Learning to learn: a participant’s view of getting the most out of learning events
Learning to learn might be the best learning of all.
It’s not often that I find myself in the participant’s chair at a learning event. I'm usually on the other side of the equation. This year however, I am a participant in the International Marketing Leaders Programme Europe. It’s a unique programme from The Marketing Society and Brand Learning that offers participants access to the eminent marketers and leadership experts, to strengthen our customer-centred leadership.
I received a valuable insight into a learner’s experience. Here’s what I learned:
1. Make learning personal
It was fascinating to hear about how firms like Barclays, EasyJet, Sainsbury’s and John Lewis operate. But taking the time to reflect on what it means for me, made it memorable and energising. We learned for example about the power of purpose in leadership, and then applied that to ourselves, so I now have a strong grasp on my own purpose. I’m sure that there are plenty of people for whom knowledge acquisition is itself the prize. There are also plenty of us – narcissists if you like – for whom the personal is the key to moving from knowledge to action. It’s about consistently asking the question ‘so what does that mean for me, and what I need to do?’
2. Have a lens through which you apply learnings
Part of the pre-work for the programme was to set personal learning objectives. We then revisited these on day 1. On the advice of my supporter (Brand Learning’s name for a manager), I used these as a frame – filtering the information and applying it to the areas I’d set out. I now plan to do that at the start of every conference I attend, every book I read, every learning opportunity.
3. Listening is tiring. It needs exercise to build strength
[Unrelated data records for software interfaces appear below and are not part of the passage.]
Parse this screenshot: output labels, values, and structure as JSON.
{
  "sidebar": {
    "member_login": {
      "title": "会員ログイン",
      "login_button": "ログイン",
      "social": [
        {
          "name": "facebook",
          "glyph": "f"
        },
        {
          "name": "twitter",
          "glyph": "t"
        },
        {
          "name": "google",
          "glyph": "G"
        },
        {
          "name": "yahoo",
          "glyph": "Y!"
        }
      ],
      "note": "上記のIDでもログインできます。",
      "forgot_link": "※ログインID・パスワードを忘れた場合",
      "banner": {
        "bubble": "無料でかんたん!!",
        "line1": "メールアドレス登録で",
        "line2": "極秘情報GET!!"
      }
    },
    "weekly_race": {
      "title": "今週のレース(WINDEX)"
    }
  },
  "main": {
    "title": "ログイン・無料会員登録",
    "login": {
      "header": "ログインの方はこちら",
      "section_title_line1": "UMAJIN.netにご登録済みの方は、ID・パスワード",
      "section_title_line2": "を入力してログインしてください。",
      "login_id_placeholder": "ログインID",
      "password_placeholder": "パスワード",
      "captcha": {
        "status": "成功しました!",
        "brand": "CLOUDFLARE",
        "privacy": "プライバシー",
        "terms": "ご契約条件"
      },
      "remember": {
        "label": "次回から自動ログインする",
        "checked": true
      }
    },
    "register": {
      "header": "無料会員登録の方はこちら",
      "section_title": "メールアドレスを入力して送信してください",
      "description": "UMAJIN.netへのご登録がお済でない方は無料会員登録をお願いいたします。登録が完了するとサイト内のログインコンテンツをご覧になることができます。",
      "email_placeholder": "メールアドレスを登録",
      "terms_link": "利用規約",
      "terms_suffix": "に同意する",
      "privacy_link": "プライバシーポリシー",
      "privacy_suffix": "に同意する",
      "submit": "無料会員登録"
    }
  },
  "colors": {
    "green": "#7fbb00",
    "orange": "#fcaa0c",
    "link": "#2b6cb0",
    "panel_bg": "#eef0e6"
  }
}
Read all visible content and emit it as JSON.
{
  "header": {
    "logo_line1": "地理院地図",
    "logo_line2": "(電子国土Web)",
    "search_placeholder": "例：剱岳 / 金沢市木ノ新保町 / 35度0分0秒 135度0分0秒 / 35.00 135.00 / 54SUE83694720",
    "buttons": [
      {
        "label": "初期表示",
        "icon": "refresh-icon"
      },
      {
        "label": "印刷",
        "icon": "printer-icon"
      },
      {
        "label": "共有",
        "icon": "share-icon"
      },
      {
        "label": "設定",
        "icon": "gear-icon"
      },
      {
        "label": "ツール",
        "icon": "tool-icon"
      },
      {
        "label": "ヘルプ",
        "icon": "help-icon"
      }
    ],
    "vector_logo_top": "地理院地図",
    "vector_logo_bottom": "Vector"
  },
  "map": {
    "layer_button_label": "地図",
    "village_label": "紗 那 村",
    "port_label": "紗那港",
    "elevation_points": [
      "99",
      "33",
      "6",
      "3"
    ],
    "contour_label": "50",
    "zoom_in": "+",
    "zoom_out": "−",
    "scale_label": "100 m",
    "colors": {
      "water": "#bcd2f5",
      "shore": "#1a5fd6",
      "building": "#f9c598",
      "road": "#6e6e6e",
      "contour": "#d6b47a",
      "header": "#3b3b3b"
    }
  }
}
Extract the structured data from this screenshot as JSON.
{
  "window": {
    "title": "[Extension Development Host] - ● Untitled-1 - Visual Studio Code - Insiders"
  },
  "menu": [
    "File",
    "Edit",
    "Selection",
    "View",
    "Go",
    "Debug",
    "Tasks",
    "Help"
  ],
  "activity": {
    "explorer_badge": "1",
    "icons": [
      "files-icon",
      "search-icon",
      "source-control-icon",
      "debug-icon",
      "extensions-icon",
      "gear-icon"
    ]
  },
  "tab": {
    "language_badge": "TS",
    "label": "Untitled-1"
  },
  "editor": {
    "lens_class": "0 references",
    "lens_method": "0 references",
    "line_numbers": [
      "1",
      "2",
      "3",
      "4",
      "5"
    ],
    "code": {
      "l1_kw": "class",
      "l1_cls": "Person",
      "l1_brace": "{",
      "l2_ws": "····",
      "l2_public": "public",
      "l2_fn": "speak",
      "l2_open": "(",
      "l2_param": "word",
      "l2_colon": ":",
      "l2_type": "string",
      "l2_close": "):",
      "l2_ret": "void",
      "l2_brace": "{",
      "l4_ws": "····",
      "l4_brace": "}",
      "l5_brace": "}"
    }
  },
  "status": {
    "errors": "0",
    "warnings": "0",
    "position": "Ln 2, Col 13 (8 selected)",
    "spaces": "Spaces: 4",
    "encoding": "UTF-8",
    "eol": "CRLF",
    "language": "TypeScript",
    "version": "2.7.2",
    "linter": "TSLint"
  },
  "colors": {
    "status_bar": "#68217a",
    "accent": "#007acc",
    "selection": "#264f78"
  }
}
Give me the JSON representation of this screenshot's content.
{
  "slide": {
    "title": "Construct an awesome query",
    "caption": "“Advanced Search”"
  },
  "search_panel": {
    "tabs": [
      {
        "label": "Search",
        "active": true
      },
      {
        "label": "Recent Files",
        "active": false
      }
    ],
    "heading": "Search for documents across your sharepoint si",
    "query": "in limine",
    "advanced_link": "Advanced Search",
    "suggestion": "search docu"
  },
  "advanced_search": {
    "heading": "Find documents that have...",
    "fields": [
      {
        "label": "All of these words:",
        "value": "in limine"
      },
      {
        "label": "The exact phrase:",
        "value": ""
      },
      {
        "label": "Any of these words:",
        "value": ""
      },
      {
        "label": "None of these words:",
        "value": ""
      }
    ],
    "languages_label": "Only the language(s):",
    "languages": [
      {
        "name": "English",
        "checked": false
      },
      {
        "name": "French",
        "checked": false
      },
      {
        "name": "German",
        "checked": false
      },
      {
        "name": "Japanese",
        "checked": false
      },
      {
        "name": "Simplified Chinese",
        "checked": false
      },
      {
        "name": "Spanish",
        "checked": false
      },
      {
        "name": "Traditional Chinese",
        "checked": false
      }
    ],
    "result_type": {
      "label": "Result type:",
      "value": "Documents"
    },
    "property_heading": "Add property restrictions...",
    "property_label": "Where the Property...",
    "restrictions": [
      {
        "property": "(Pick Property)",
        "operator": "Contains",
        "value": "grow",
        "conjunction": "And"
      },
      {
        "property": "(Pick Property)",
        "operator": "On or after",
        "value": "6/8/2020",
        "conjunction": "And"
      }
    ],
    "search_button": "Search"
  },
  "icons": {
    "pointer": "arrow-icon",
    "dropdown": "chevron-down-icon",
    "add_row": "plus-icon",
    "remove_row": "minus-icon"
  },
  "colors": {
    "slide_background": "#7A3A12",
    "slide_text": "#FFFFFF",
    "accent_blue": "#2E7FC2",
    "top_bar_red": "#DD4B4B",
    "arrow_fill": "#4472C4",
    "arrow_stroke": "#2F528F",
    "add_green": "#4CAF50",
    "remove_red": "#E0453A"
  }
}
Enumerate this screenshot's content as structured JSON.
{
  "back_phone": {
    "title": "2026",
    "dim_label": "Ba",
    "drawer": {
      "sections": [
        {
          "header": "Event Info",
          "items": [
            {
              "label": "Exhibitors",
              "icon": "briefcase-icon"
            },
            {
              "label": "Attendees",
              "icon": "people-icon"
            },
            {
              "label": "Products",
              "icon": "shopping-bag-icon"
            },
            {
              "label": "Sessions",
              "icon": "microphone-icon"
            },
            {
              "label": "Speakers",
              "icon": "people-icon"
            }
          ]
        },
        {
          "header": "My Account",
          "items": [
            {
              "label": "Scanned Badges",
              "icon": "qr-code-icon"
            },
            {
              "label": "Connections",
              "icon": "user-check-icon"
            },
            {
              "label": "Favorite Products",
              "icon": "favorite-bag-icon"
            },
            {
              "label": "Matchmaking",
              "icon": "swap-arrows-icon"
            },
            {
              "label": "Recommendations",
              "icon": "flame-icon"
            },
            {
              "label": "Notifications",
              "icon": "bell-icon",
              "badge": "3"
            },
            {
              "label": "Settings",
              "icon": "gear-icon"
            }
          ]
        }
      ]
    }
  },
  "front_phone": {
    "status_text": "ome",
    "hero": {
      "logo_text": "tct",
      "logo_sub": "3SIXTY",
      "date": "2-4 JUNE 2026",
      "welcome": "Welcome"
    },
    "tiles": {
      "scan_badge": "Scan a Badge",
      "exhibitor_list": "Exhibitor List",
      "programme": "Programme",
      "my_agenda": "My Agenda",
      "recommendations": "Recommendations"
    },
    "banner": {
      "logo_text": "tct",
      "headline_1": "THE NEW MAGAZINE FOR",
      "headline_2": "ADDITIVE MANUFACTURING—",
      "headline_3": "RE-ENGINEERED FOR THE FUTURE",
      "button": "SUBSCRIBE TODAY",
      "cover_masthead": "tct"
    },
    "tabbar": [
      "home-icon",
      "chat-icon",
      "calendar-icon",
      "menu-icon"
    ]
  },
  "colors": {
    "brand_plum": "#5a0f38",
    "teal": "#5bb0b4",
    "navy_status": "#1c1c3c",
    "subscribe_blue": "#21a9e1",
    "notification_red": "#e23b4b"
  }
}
For many of us talking is energising and listening tiring. That’s why we probably talk too much and ignore the 2 ear: 1 mouth ratio from Management 101. One tip we received from leadership coach and programme facilitator Anni Townend, was that great leaders listen to understand, rather than to give an opinion. So on day 2, I experimented with that. I talked a little less, and listened hard. It was exhausting, but excellent practice. And then I got to talk out loud about what I heard in what we call Active Reflection.
4. Never underestimate how much you learn from your peers
Ever been in the situation where you want one of the other participants to finish speaking so that you can ask your question or make your point? You politely nod along while formulating your own contribution in your mind? The trouble is that you can learn just as much from observing and listening to others. How they present themselves, what energies they bring, how they behave, and what they say. It’s the beauty of face-to-face workshops.
5. Build a relationship with every learning experience
It’s actually the next module that talks most to relationships and partnerships as fundamental to leadership, but I already learned some of that. Part of the inspiration from the programme came from the interactions I had with the people around me. The emotional energy that came from each other kept the spirit of learning high, and motivated me to be at my best. It was facilitated by techniques like learning pairs and small group working, and by lunches and dinners together. But even when that’s not the case, it’s possible to make this happen yourself.
So what’s the point of all this? It’s called metacognition, or learning to learn. The importance of building your ability to learn, reflecting on what works for you, and doing more of it at your next learning opportunity, is a capability goal in its own right – and one where programme designers, and participants can work together.
Learn more about The International Marketing Leaders Programme, about learning, or about customer-centred leadership on our website, @brandlearning and on LinkedIn. If you’d like to speak to a Learning Excellence Director about how to maximise the value of learning for your own team, do contact us.
Brand Learning: Lifting capabilities to drive customer-centred growth
We work with companies across the world to lift the performance of their teams to drive growth by delivering better value for their customers.